» TASK DIRECTIONS:
Each entry needs to be restated exactly as written.

» INPUT:
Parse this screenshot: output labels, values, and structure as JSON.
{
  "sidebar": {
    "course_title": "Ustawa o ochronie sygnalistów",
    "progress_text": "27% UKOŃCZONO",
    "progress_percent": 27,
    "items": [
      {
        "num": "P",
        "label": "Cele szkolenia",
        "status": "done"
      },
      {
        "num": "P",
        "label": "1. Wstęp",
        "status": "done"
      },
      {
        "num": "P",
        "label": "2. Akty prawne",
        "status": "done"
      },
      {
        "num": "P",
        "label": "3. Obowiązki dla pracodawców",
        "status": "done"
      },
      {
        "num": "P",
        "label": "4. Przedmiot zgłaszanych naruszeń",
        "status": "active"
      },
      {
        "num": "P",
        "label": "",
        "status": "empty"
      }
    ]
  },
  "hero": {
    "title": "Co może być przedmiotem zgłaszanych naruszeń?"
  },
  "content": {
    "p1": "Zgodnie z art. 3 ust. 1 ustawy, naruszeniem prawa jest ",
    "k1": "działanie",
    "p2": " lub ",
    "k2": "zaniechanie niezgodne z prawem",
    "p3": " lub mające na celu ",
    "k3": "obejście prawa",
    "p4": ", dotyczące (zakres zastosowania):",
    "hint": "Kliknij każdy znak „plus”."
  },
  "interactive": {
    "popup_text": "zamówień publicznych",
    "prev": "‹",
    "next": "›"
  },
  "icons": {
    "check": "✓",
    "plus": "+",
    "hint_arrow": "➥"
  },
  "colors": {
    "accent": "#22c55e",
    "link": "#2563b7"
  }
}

» RESULT OF THE EXERCISE:
Parse this screenshot: output labels, values, and structure as JSON.
{
  "sidebar": {
    "course_title": "Ustawa o ochronie sygnalistów",
    "progress_text": "27% UKOŃCZONO",
    "progress_percent": 27,
    "items": [
      {
        "num": "P",
        "label": "Cele szkolenia",
        "status": "done"
      },
      {
        "num": "P",
        "label": "1. Wstęp",
        "status": "done"
      },
      {
        "num": "P",
        "label": "2. Akty prawne",
        "status": "done"
      },
      {
        "num": "P",
        "label": "3. Obowiązki dla pracodawców",
        "status": "done"
      },
      {
        "num": "P",
        "label": "4. Przedmiot zgłaszanych naruszeń",
        "status": "active"
      },
      {
        "num": "P",
        "label": "",
        "status": "empty"
      }
    ]
  },
  "hero": {
    "title": "Co może być przedmiotem zgłaszanych naruszeń?"
  },
  "content": {
    "p1": "Zgodnie z art. 3 ust. 1 ustawy, naruszeniem prawa jest ",
    "k1": "działanie",
    "p2": " lub ",
    "k2": "zaniechanie niezgodne z prawem",
    "p3": " lub mające na celu ",
    "k3": "obejście prawa",
    "p4": ", dotyczące (zakres zastosowania):",
    "hint": "Kliknij każdy znak „plus”."
  },
  "interactive": {
    "popup_text": "zamówień publicznych",
    "prev": "‹",
    "next": "›"
  },
  "icons": {
    "check": "✓",
    "plus": "+",
    "hint_arrow": "➥"
  },
  "colors": {
    "accent": "#22c55e",
    "link": "#2563b7"
  }
}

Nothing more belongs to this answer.